▶ WHAT YOU NEED TO DO:
Although the entries contain pictures, repeat only their words, exactly as written.

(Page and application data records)
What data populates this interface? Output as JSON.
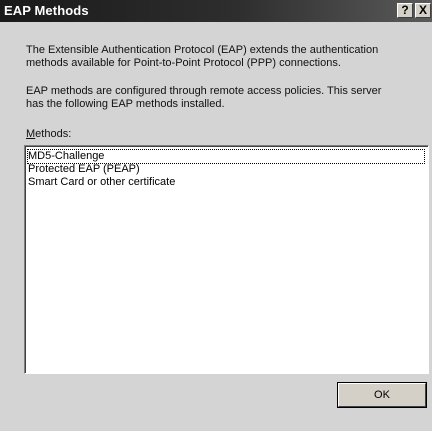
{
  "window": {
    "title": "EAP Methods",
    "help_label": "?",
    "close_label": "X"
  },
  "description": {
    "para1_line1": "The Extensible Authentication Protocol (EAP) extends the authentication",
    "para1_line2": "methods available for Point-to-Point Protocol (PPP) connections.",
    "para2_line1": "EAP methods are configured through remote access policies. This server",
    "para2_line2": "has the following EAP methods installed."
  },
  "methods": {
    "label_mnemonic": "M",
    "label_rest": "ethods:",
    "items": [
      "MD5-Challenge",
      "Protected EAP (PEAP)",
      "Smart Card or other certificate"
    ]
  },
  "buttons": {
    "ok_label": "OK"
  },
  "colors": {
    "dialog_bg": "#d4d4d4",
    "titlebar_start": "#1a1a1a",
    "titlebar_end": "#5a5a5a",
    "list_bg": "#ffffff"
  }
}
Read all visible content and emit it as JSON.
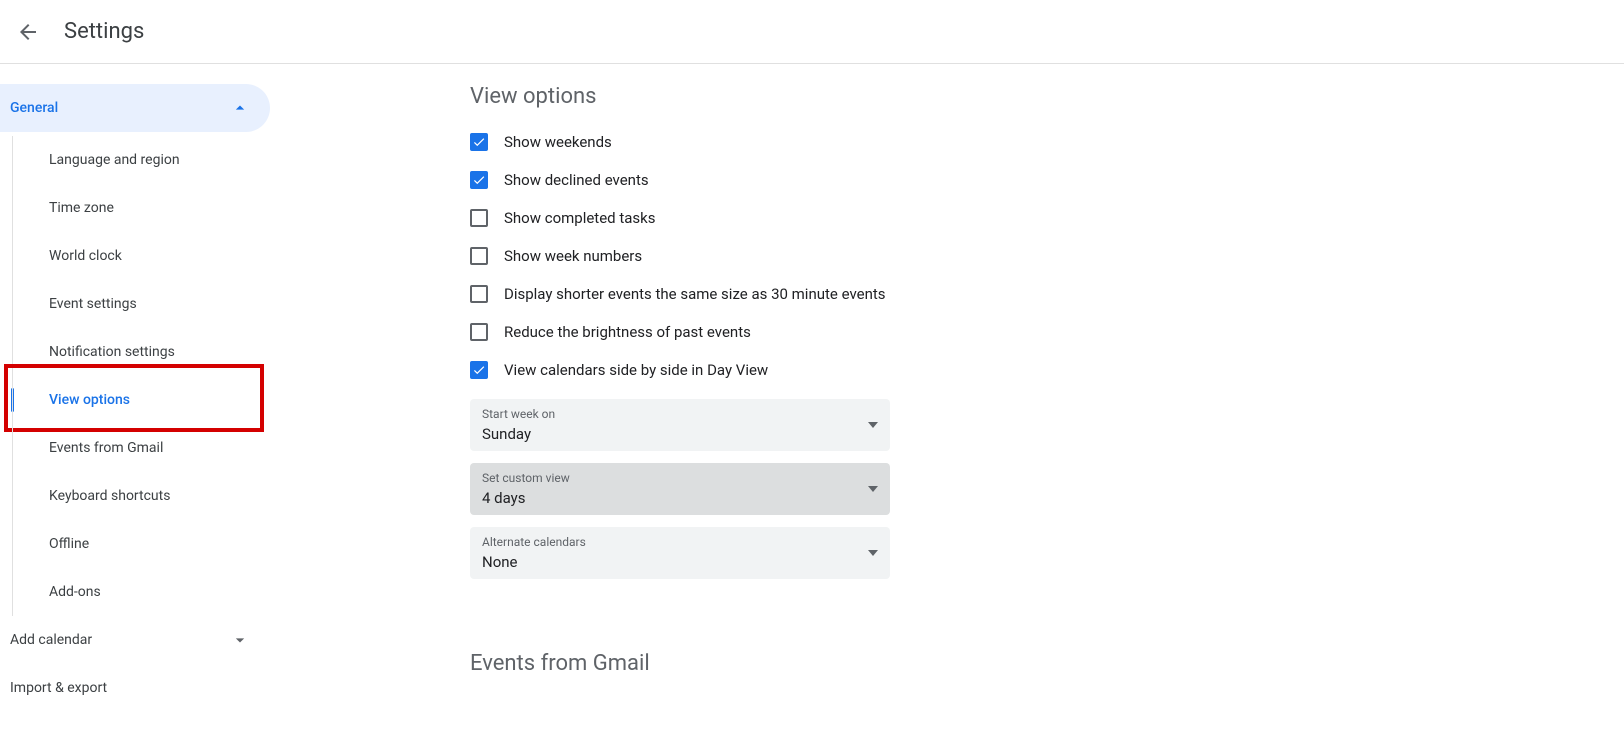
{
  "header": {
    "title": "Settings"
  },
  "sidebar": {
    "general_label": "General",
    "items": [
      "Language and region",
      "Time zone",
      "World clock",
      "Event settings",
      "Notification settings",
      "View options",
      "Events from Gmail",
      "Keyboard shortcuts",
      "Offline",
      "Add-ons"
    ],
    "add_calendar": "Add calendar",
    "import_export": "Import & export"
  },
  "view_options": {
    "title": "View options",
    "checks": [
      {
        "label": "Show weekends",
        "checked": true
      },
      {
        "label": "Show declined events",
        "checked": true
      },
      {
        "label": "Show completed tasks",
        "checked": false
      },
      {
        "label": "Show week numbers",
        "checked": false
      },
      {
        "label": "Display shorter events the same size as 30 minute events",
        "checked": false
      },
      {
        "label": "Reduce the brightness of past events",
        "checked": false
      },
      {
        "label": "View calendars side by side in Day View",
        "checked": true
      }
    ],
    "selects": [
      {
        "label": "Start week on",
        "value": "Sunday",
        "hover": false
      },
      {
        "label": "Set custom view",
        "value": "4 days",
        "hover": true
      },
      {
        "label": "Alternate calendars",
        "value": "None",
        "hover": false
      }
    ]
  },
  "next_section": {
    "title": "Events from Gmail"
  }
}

▶ EXERCISE OUTPUT:
What data populates this interface? Output as JSON.
{
  "window": {
    "title": "EAP Methods",
    "help_label": "?",
    "close_label": "X"
  },
  "description": {
    "para1_line1": "The Extensible Authentication Protocol (EAP) extends the authentication",
    "para1_line2": "methods available for Point-to-Point Protocol (PPP) connections.",
    "para2_line1": "EAP methods are configured through remote access policies. This server",
    "para2_line2": "has the following EAP methods installed."
  },
  "methods": {
    "label_mnemonic": "M",
    "label_rest": "ethods:",
    "items": [
      "MD5-Challenge",
      "Protected EAP (PEAP)",
      "Smart Card or other certificate"
    ]
  },
  "buttons": {
    "ok_label": "OK"
  },
  "colors": {
    "dialog_bg": "#d4d4d4",
    "titlebar_start": "#1a1a1a",
    "titlebar_end": "#5a5a5a",
    "list_bg": "#ffffff"
  }
}
Read all visible content and emit it as JSON.
{
  "header": {
    "title": "Settings"
  },
  "sidebar": {
    "general_label": "General",
    "items": [
      "Language and region",
      "Time zone",
      "World clock",
      "Event settings",
      "Notification settings",
      "View options",
      "Events from Gmail",
      "Keyboard shortcuts",
      "Offline",
      "Add-ons"
    ],
    "add_calendar": "Add calendar",
    "import_export": "Import & export"
  },
  "view_options": {
    "title": "View options",
    "checks": [
      {
        "label": "Show weekends",
        "checked": true
      },
      {
        "label": "Show declined events",
        "checked": true
      },
      {
        "label": "Show completed tasks",
        "checked": false
      },
      {
        "label": "Show week numbers",
        "checked": false
      },
      {
        "label": "Display shorter events the same size as 30 minute events",
        "checked": false
      },
      {
        "label": "Reduce the brightness of past events",
        "checked": false
      },
      {
        "label": "View calendars side by side in Day View",
        "checked": true
      }
    ],
    "selects": [
      {
        "label": "Start week on",
        "value": "Sunday",
        "hover": false
      },
      {
        "label": "Set custom view",
        "value": "4 days",
        "hover": true
      },
      {
        "label": "Alternate calendars",
        "value": "None",
        "hover": false
      }
    ]
  },
  "next_section": {
    "title": "Events from Gmail"
  }
}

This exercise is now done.